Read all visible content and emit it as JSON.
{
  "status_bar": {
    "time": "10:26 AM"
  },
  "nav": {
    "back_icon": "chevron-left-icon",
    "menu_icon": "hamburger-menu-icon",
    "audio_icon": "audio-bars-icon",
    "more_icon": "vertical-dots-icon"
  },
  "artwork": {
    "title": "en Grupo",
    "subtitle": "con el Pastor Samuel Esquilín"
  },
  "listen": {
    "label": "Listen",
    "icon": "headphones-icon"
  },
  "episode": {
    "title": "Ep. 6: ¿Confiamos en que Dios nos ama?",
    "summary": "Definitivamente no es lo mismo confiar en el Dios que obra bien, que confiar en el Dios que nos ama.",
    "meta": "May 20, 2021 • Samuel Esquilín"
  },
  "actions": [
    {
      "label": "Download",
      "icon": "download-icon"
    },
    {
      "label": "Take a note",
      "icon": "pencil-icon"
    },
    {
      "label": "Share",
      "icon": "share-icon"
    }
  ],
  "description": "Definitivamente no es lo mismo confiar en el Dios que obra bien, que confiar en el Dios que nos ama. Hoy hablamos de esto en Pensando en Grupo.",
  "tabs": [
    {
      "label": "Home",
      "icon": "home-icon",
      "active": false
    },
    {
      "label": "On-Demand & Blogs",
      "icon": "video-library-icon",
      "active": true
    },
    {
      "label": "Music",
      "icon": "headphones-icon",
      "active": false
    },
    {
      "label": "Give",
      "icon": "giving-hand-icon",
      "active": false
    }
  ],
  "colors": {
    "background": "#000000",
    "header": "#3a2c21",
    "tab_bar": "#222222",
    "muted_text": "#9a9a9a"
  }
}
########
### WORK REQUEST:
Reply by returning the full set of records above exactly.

### WRITTEN SOLUTION:
Read all visible content and emit it as JSON.
{
  "status_bar": {
    "time": "10:26 AM"
  },
  "nav": {
    "back_icon": "chevron-left-icon",
    "menu_icon": "hamburger-menu-icon",
    "audio_icon": "audio-bars-icon",
    "more_icon": "vertical-dots-icon"
  },
  "artwork": {
    "title": "en Grupo",
    "subtitle": "con el Pastor Samuel Esquilín"
  },
  "listen": {
    "label": "Listen",
    "icon": "headphones-icon"
  },
  "episode": {
    "title": "Ep. 6: ¿Confiamos en que Dios nos ama?",
    "summary": "Definitivamente no es lo mismo confiar en el Dios que obra bien, que confiar en el Dios que nos ama.",
    "meta": "May 20, 2021 • Samuel Esquilín"
  },
  "actions": [
    {
      "label": "Download",
      "icon": "download-icon"
    },
    {
      "label": "Take a note",
      "icon": "pencil-icon"
    },
    {
      "label": "Share",
      "icon": "share-icon"
    }
  ],
  "description": "Definitivamente no es lo mismo confiar en el Dios que obra bien, que confiar en el Dios que nos ama. Hoy hablamos de esto en Pensando en Grupo.",
  "tabs": [
    {
      "label": "Home",
      "icon": "home-icon",
      "active": false
    },
    {
      "label": "On-Demand & Blogs",
      "icon": "video-library-icon",
      "active": true
    },
    {
      "label": "Music",
      "icon": "headphones-icon",
      "active": false
    },
    {
      "label": "Give",
      "icon": "giving-hand-icon",
      "active": false
    }
  ],
  "colors": {
    "background": "#000000",
    "header": "#3a2c21",
    "tab_bar": "#222222",
    "muted_text": "#9a9a9a"
  }
}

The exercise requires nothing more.